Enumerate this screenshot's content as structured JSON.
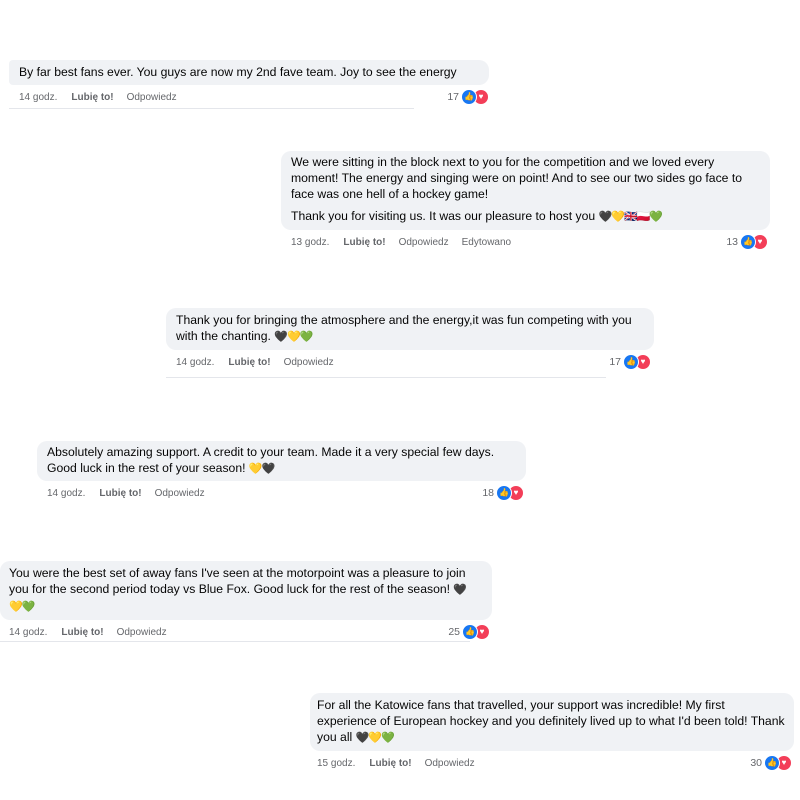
{
  "labels": {
    "like": "Lubię to!",
    "reply": "Odpowiedz",
    "edited": "Edytowano"
  },
  "colors": {
    "bubble": "#f0f2f5",
    "like_reaction": "#1877f2",
    "love_reaction": "#f33e58",
    "meta_text": "#65676b"
  },
  "icons": [
    "like-reaction-icon",
    "love-reaction-icon"
  ],
  "comments": [
    {
      "paragraphs": [
        "By far best fans ever. You guys are now my 2nd fave team. Joy to see the energy"
      ],
      "time": "14 godz.",
      "reactions": "17"
    },
    {
      "paragraphs": [
        "We were sitting in the block next to you for the competition and we loved every moment! The energy and singing were on point! And to see our two sides go face to face was one hell of a hockey game!",
        "Thank you for visiting us. It was our pleasure to host you"
      ],
      "emoji": "🖤💛🇬🇧🇵🇱💚",
      "time": "13 godz.",
      "edited": true,
      "reactions": "13"
    },
    {
      "paragraphs": [
        "Thank you for bringing the atmosphere and the energy,it was fun competing with you with the chanting."
      ],
      "emoji": "🖤💛💚",
      "time": "14 godz.",
      "reactions": "17"
    },
    {
      "paragraphs": [
        "Absolutely amazing support. A credit to your team. Made it a very special few days. Good luck in the rest of your season!"
      ],
      "emoji": "💛🖤",
      "time": "14 godz.",
      "reactions": "18"
    },
    {
      "paragraphs": [
        "You were the best set of away fans I've seen at the motorpoint was a pleasure to join you for the second period today vs Blue Fox. Good luck for the rest of the season!"
      ],
      "emoji": "🖤💛💚",
      "time": "14 godz.",
      "reactions": "25"
    },
    {
      "paragraphs": [
        "For all the Katowice fans that travelled, your support was incredible! My first experience of European hockey and you definitely lived up to what I'd been told! Thank you all"
      ],
      "emoji": "🖤💛💚",
      "time": "15 godz.",
      "reactions": "30"
    }
  ]
}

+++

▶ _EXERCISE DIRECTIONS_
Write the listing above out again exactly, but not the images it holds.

▶ _RESPONSE AREA_
Enumerate this screenshot's content as structured JSON.
{
  "labels": {
    "like": "Lubię to!",
    "reply": "Odpowiedz",
    "edited": "Edytowano"
  },
  "colors": {
    "bubble": "#f0f2f5",
    "like_reaction": "#1877f2",
    "love_reaction": "#f33e58",
    "meta_text": "#65676b"
  },
  "icons": [
    "like-reaction-icon",
    "love-reaction-icon"
  ],
  "comments": [
    {
      "paragraphs": [
        "By far best fans ever. You guys are now my 2nd fave team. Joy to see the energy"
      ],
      "time": "14 godz.",
      "reactions": "17"
    },
    {
      "paragraphs": [
        "We were sitting in the block next to you for the competition and we loved every moment! The energy and singing were on point! And to see our two sides go face to face was one hell of a hockey game!",
        "Thank you for visiting us. It was our pleasure to host you"
      ],
      "emoji": "🖤💛🇬🇧🇵🇱💚",
      "time": "13 godz.",
      "edited": true,
      "reactions": "13"
    },
    {
      "paragraphs": [
        "Thank you for bringing the atmosphere and the energy,it was fun competing with you with the chanting."
      ],
      "emoji": "🖤💛💚",
      "time": "14 godz.",
      "reactions": "17"
    },
    {
      "paragraphs": [
        "Absolutely amazing support. A credit to your team. Made it a very special few days. Good luck in the rest of your season!"
      ],
      "emoji": "💛🖤",
      "time": "14 godz.",
      "reactions": "18"
    },
    {
      "paragraphs": [
        "You were the best set of away fans I've seen at the motorpoint was a pleasure to join you for the second period today vs Blue Fox. Good luck for the rest of the season!"
      ],
      "emoji": "🖤💛💚",
      "time": "14 godz.",
      "reactions": "25"
    },
    {
      "paragraphs": [
        "For all the Katowice fans that travelled, your support was incredible! My first experience of European hockey and you definitely lived up to what I'd been told! Thank you all"
      ],
      "emoji": "🖤💛💚",
      "time": "15 godz.",
      "reactions": "30"
    }
  ]
}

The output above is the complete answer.